The thing about water is that it is designed to flow. Streams become rivers and rivers can turn into torrents. But this is less about the philosophical principle of “panta rhei” – a Greek phrase for “everything flows” – and more about gathering data to document the waterways of Europe for proper analysis.
To English speakers, the name of this EU project may conjure up an image of the gemstone, but “AMBER” is actually an acronym that stands for “Adaptive Management of Barriers in European Rivers”. So it is about artificial impediments to the natural course of European rivers. This includes transverse structures like locks and barrages. Hydropower plants are operated with the aid of some of these transverse structures. The data derived from AMBER will therefore help improve the planning and environmental outcomes of power plants engaged in renewable power generation.
For this reason, some of our Research and Development experts from the Renewables segment are working on the new EU-sponsored project. Together with around 20 other European partners from scientific and commercial organisations, they are investigating how the present, heavily-fragmented river landscape should be developed in the future, to ensure the ecological system remains as intact as possible. Some of the relevant requirements for this stem from the Water Framework Directive of the EU, which also sets the environmental framework for the operation of our hydropower plants.
The researchers will be conducting the first pan-European analysis of these transverse structures, which will enable them to determine such things as which passability measures have the highest priority. As part of the process, so-called eDNA analysis will be used, or examination of DNA traces from the water or river sediment.

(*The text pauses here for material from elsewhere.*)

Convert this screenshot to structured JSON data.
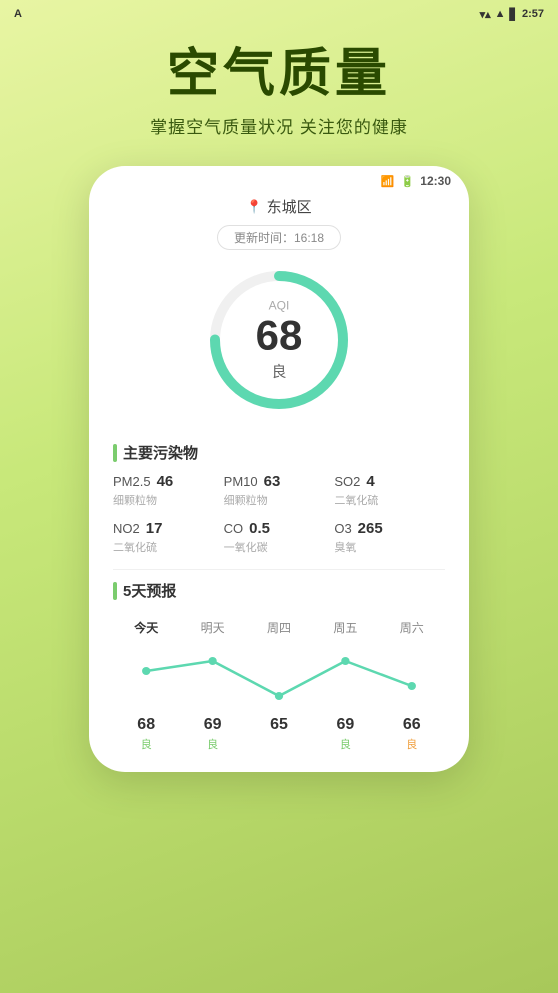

By participating in this project and contributing our own expertise, we can be sure of remaining in the loop on any discussions at the scientific and political level and can also prepare ourselves for any future developments that may have an impact on the operating conditions of our hydropower plants.